What sustainable eating really means!

What sustainable eating really means. How to get started!

Did you know you could have a positive impact on the planet by changing the way you eat? The food you put on your plate goes hand in hand with sustainability because if you develop a healthy eating practice you will improve your health and benefit the planet (Harvard T.H. Chan School of Public Health, 2015). So, what exactly is sustainability? In this context is about the food choices you make for your health, for the community and the environment, building strong relationships, creating diverse ecosystems and getting healthier.  It applies to the best techniques and practices used to produce the food we eat to help conserve our natural resources and to have a small change on the environment, allowing the production of healthy food that does not compromise future generations (Moores, S. 2017).

How to get started

Buy local: Try changing the way you shop, it does not have to be entirely but some days or for certain things. Support your community and the families that produce the food (Moores, S. 2017). Get to know your neighbour! This can be beneficial since you educate yourself on how the food is grown, harvested and learn how to cook it (Harvard T.H. Chan School of Public Health, 2015). Show support through your buying decisions. Fruits and vegetables are not all about the look, a weathered and dull-looking apple will taste just as good as a glossy red one.

Grow something: Appreciate what it takes to grow food on your own. Get to understand to make your plants thrive and enjoy them afterwards. From herbs in a pot to a tomato plant, try it and get an insight of the factors involved in the process of growing a plant, how you use it and how you dispose it. Empathize with the producers that grow the food you buy (Moores, S. 2017). 

Season the reason: Eat fruits and veggies that are available in season and where you live. Support sustainability by getting seasonal food because most of the time fruit and veggies come from far and they are not fresh or ripe. (Moores, S. 2017). Check out this link to see which fruits and veggies grow each season! 

Minimize meat: try it once a week and from there decrease gradually. Livestock production (meat, milk, eggs) uses one-third of the world’s fresh water supply, they require more food, water, land and energy than plants. Meat production and transportation is one of the substantial contributors to greenhouse gas emissions.

This has a big impact. Reduce your shopping expenses; try getting your protein from nuts and vegetables that are very healthy, nutritious and less expensive (Harvard T.H. Chan School of Public Health, 2015).

Reusable cup: Drink water or your morning coffee in your reusable mug, cup, refillable bottle, this has one of the biggest impacts and it can generate a big change. (Moores, S. 2017). No straw! According to the Marine Conservation Society, the UK uses an estimated of 8.5 billion straws a year that goes to the ocean (Heartley-Parkinson, R., 2018)!

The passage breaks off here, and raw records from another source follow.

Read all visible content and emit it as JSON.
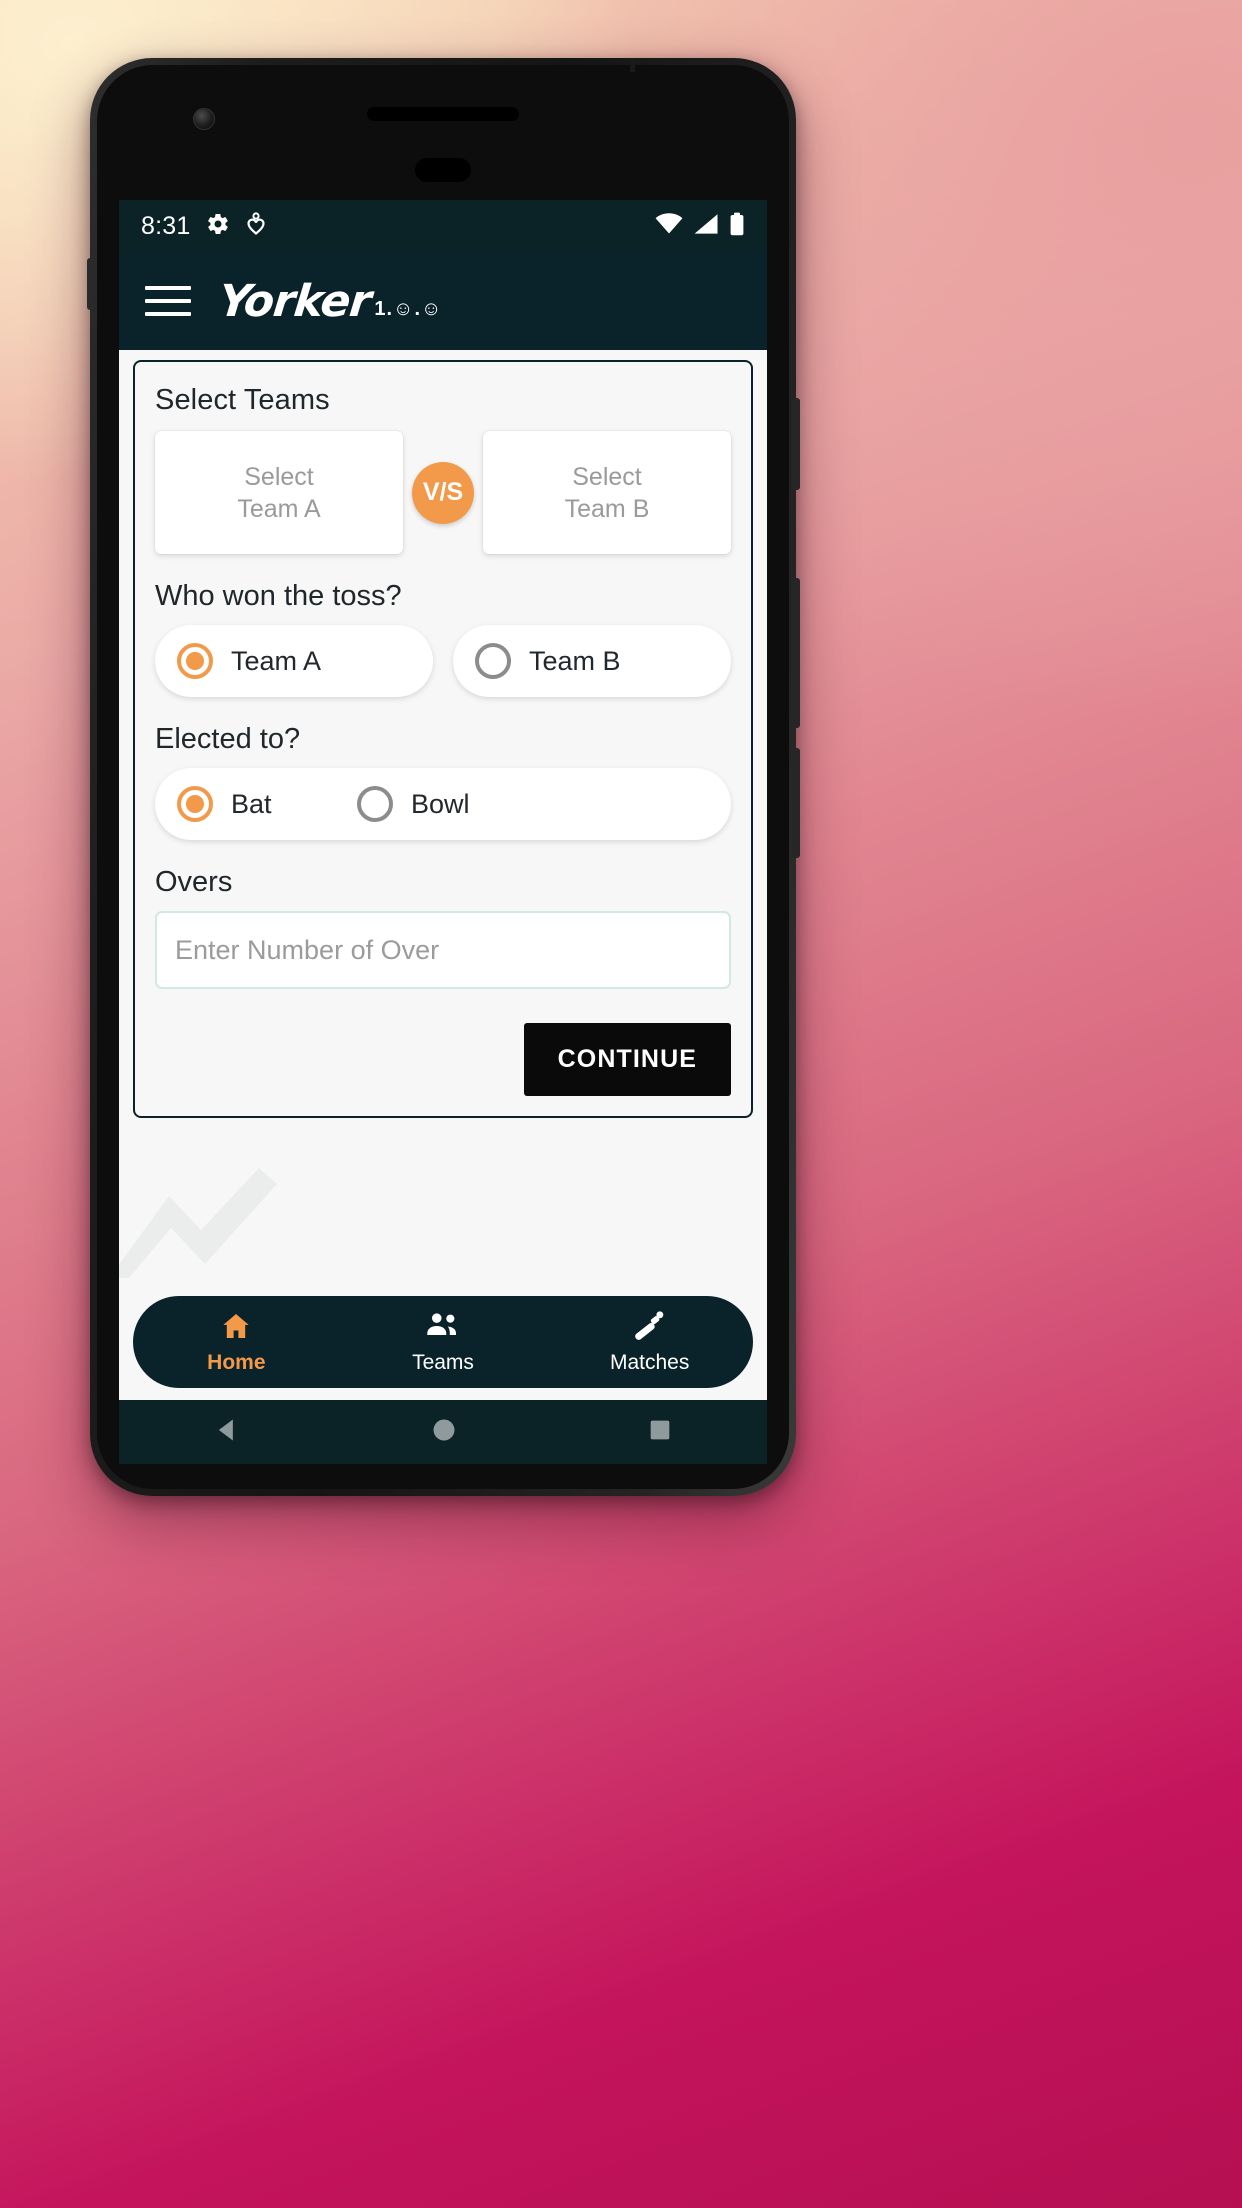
{
  "status_bar": {
    "time": "8:31",
    "icons_left": [
      "gear-icon",
      "location-heart-icon"
    ],
    "icons_right": [
      "wifi-icon",
      "signal-icon",
      "battery-icon"
    ]
  },
  "app_bar": {
    "menu_icon": "hamburger-menu-icon",
    "brand": "Yorker",
    "version": "1.☺.☺"
  },
  "card": {
    "select_teams_label": "Select Teams",
    "team_a_line1": "Select",
    "team_a_line2": "Team A",
    "team_b_line1": "Select",
    "team_b_line2": "Team B",
    "vs_badge": "V/S",
    "toss_question": "Who won the toss?",
    "toss_options": [
      {
        "label": "Team A",
        "selected": true
      },
      {
        "label": "Team B",
        "selected": false
      }
    ],
    "elected_question": "Elected to?",
    "elected_options": [
      {
        "label": "Bat",
        "selected": true
      },
      {
        "label": "Bowl",
        "selected": false
      }
    ],
    "overs_label": "Overs",
    "overs_placeholder": "Enter Number of Over",
    "overs_value": "",
    "continue_label": "CONTINUE"
  },
  "bottom_nav": [
    {
      "label": "Home",
      "icon": "home-icon",
      "active": true
    },
    {
      "label": "Teams",
      "icon": "people-icon",
      "active": false
    },
    {
      "label": "Matches",
      "icon": "cricket-bat-icon",
      "active": false
    }
  ],
  "android_nav": {
    "back": "back-triangle-icon",
    "home": "home-circle-icon",
    "recents": "recents-square-icon"
  },
  "colors": {
    "accent_orange": "#f2994a",
    "dark_teal": "#0a2229",
    "status_bar": "#0b2227",
    "page_bg": "#f7f7f7"
  }
}
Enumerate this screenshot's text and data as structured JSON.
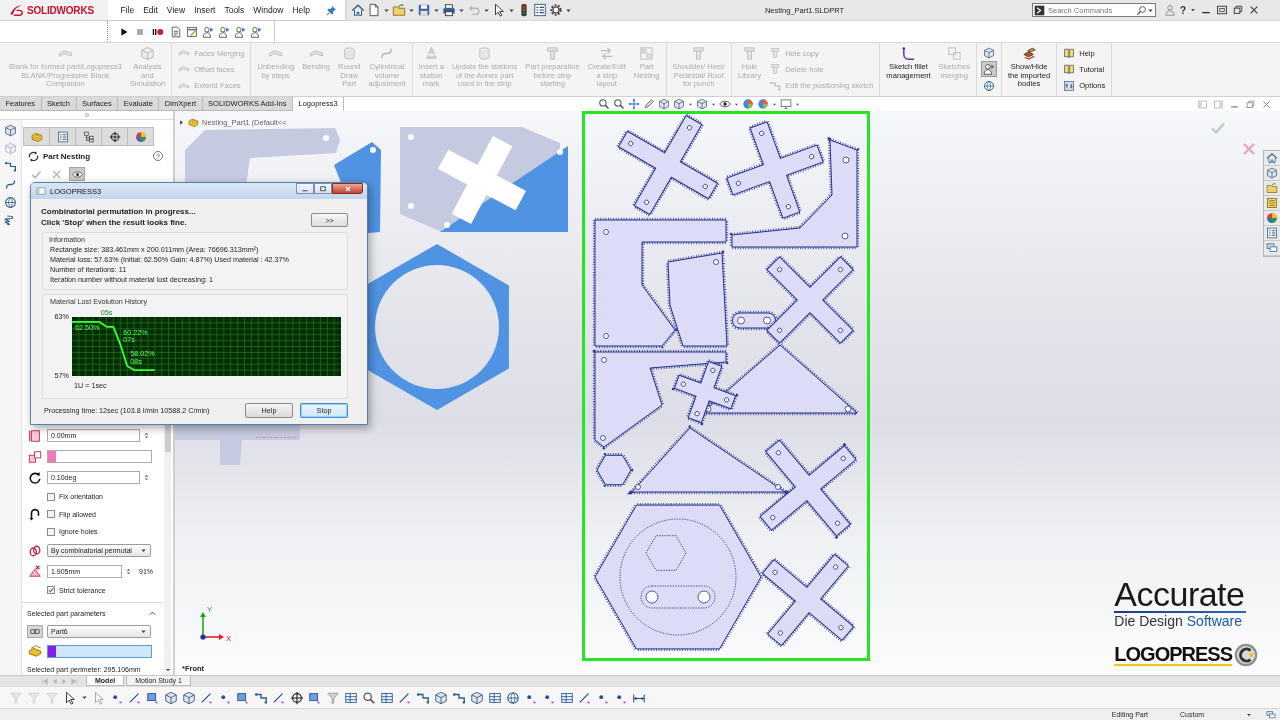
{
  "app_bar": {
    "logo": "SOLIDWORKS",
    "menus": [
      "File",
      "Edit",
      "View",
      "Insert",
      "Tools",
      "Window",
      "Help"
    ],
    "title": "Nesting_Part1.SLDPRT",
    "search": {
      "placeholder": "Search Commands"
    },
    "help": "?"
  },
  "ribbon": {
    "groups": [
      [
        {
          "kind": "large",
          "label": "Blank for formed part/Logopress3\nBLANK/Progressive Blank\nCompanion",
          "disabled": true
        },
        {
          "kind": "large",
          "label": "Analysis\nand\nSimulation",
          "disabled": true
        }
      ],
      [
        {
          "kind": "stack",
          "entries": [
            {
              "label": "Faces Merging",
              "disabled": true
            },
            {
              "label": "Offset faces",
              "disabled": true
            },
            {
              "label": "Extend Faces",
              "disabled": true
            }
          ]
        }
      ],
      [
        {
          "kind": "large",
          "label": "Unbending\nby steps",
          "disabled": true
        },
        {
          "kind": "large",
          "label": "Bending",
          "disabled": true
        },
        {
          "kind": "large",
          "label": "Round\nDraw\nPart",
          "disabled": true
        },
        {
          "kind": "large",
          "label": "Cylindrical\nvolume\nadjustment",
          "disabled": true
        }
      ],
      [
        {
          "kind": "large",
          "label": "Insert a\nstation\nmark",
          "disabled": true
        },
        {
          "kind": "large",
          "label": "Update the stations\nof the Annex part\nused in the strip",
          "disabled": true
        },
        {
          "kind": "large",
          "label": "Part preparation\nbefore strip\nstarting",
          "disabled": true
        },
        {
          "kind": "large",
          "label": "Create/Edit\na strip\nlayout",
          "disabled": true
        },
        {
          "kind": "large",
          "label": "Part\nNesting",
          "disabled": true
        }
      ],
      [
        {
          "kind": "large",
          "label": "Shoulder/ Heel/\nPedestal/ Roof\nfor punch",
          "disabled": true
        }
      ],
      [
        {
          "kind": "large",
          "label": "Hole\nLibrary",
          "disabled": true
        },
        {
          "kind": "stack",
          "entries": [
            {
              "label": "Hole copy",
              "disabled": true
            },
            {
              "label": "Delete hole",
              "disabled": true
            },
            {
              "label": "Edit the positioning sketch",
              "disabled": true
            }
          ]
        }
      ],
      [
        {
          "kind": "large",
          "label": "Sketch fillet\nmanagement",
          "disabled": false
        },
        {
          "kind": "large",
          "label": "Sketches\nmerging",
          "disabled": true
        }
      ],
      [
        {
          "kind": "toggles",
          "entries": [
            {
              "selected": false
            },
            {
              "selected": true
            },
            {
              "selected": false
            }
          ]
        }
      ],
      [
        {
          "kind": "large",
          "label": "Show/Hide\nthe imported\nbodies",
          "disabled": false
        }
      ],
      [
        {
          "kind": "stack",
          "entries": [
            {
              "label": "Help",
              "disabled": false
            },
            {
              "label": "Tutorial",
              "disabled": false
            },
            {
              "label": "Options",
              "disabled": false
            }
          ]
        }
      ]
    ]
  },
  "tabs": [
    {
      "label": "Features",
      "selected": false
    },
    {
      "label": "Sketch",
      "selected": false
    },
    {
      "label": "Surfaces",
      "selected": false
    },
    {
      "label": "Evaluate",
      "selected": false
    },
    {
      "label": "DimXpert",
      "selected": false
    },
    {
      "label": "SOLIDWORKS Add-Ins",
      "selected": false
    },
    {
      "label": "Logopress3",
      "selected": true
    }
  ],
  "property_manager": {
    "title": "Part Nesting",
    "help": "?",
    "actions": [
      {
        "kind": "ok",
        "disabled": true
      },
      {
        "kind": "cancel",
        "disabled": true
      },
      {
        "kind": "preview",
        "disabled": false
      }
    ],
    "fields": [
      {
        "kind": "spinner",
        "value": "0.00mm"
      },
      {
        "kind": "selection",
        "color": "#f07ab8",
        "active": false
      },
      {
        "kind": "spinner",
        "value": "0.10deg"
      },
      {
        "kind": "checkbox",
        "label": "Fix orientation",
        "checked": false
      },
      {
        "kind": "checkbox",
        "label": "Flip allowed",
        "checked": false
      },
      {
        "kind": "checkbox",
        "label": "Ignore holes",
        "checked": false
      },
      {
        "kind": "dropdown",
        "value": "By combinatorial permutal"
      },
      {
        "kind": "spinner",
        "value": "1.905mm",
        "suffix": "91%"
      },
      {
        "kind": "checkbox",
        "label": "Strict tolerance",
        "checked": true
      }
    ],
    "section": {
      "title": "Selected part parameters",
      "expanded": true,
      "part": "Part6",
      "selection": {
        "color": "#7d22e6",
        "active": true
      },
      "perimeter": "Selected part perimeter: 295.106mm"
    }
  },
  "dialog": {
    "title": "LOGOPRESS3",
    "message": [
      "Combinatorial permutation in progress...",
      "Click 'Stop' when the result looks fine."
    ],
    "expand_button": ">>",
    "info": {
      "title": "Information",
      "lines": [
        "Rectangle size: 383.461mm x 200.011mm (Area: 76696.313mm²)",
        "Material loss: 57.63% (Initial: 62.50% Gain: 4.87%) Used material : 42.37%",
        "Number of iterations: 11",
        "Iteration number without material lost decreasing: 1"
      ]
    },
    "history": {
      "title": "Material Lost Evolution History",
      "chart_data": {
        "type": "line",
        "grid": true,
        "categories": [
          null,
          null,
          null,
          null,
          null,
          "05s",
          null,
          null,
          null,
          null,
          null,
          null,
          null,
          null,
          null,
          null,
          null,
          null,
          null,
          null,
          null,
          null,
          null,
          null,
          null,
          null,
          null,
          null,
          null,
          null,
          null,
          null,
          null,
          null,
          null,
          null,
          null,
          null,
          null,
          null
        ],
        "values": [
          62.5,
          62.5,
          62.5,
          62.5,
          62.5,
          62.0,
          62.0,
          60.22,
          58.02,
          57.6,
          57.6,
          57.6,
          57.6,
          null,
          null,
          null,
          null,
          null,
          null,
          null,
          null,
          null,
          null,
          null,
          null,
          null,
          null,
          null,
          null,
          null,
          null,
          null,
          null,
          null,
          null,
          null,
          null,
          null,
          null,
          null
        ],
        "ylim": [
          57,
          63
        ],
        "yticks": [
          {
            "value": 63,
            "label": "63%"
          },
          {
            "value": 57,
            "label": "57%"
          }
        ],
        "value_labels": [
          "62.50%",
          null,
          null,
          null,
          null,
          null,
          null,
          "60.22% 07s",
          "58.02% 08s",
          null,
          null,
          null,
          null,
          null,
          null,
          null,
          null,
          null,
          null,
          null,
          null,
          null,
          null,
          null,
          null,
          null,
          null,
          null,
          null,
          null,
          null,
          null,
          null,
          null,
          null,
          null,
          null,
          null,
          null,
          null
        ]
      },
      "unit_note": "1U = 1sec"
    },
    "processing_time": "Processing time: 12sec (103.8 I/min 10588.2 C/min)",
    "buttons": [
      {
        "label": "Help",
        "focused": false
      },
      {
        "label": "Stop",
        "focused": true
      }
    ]
  },
  "graphics": {
    "tree_node": "Nesting_Part1 (Default<<",
    "view_label": "*Front",
    "axes": {
      "y": "Y",
      "x": "X"
    },
    "branding": {
      "name": "Accurate",
      "tagline": [
        "Die Design",
        "Software"
      ],
      "product": "LOGOPRESS"
    }
  },
  "model_tabs": [
    {
      "label": "Model",
      "selected": true
    },
    {
      "label": "Motion Study 1",
      "selected": false
    }
  ],
  "status_bar": {
    "mode": "Editing Part",
    "units": "Custom"
  }
}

Grocery shaping: plan your meals for the week; do not overbuy (GRACE Communication Foundation, 2018). Reduce the amount of packaging and waste that gets to your home. Think bulk foods, less processed foods and meals that include more greens. It is healthier and it translates to less energy used to process a meal, less artificial ingredients, less chemicals getting to your body. (Moores, S. 2017). 

Cook more: try getting less processed food as most of it goes to waste (up to 30%) and it does no good to your health; if time is what you lack, cook big amounts of food and freeze the leftovers for your lunch or when needed. Pay more attention towards what you eat and reduce food waste, encourage yourself to look out for more sustainable food options (GRACE Communication Foundation, 2018). Motivate yourself and start a healthy and sustainable way of eating. Every little step adds up. Oh... and stay active!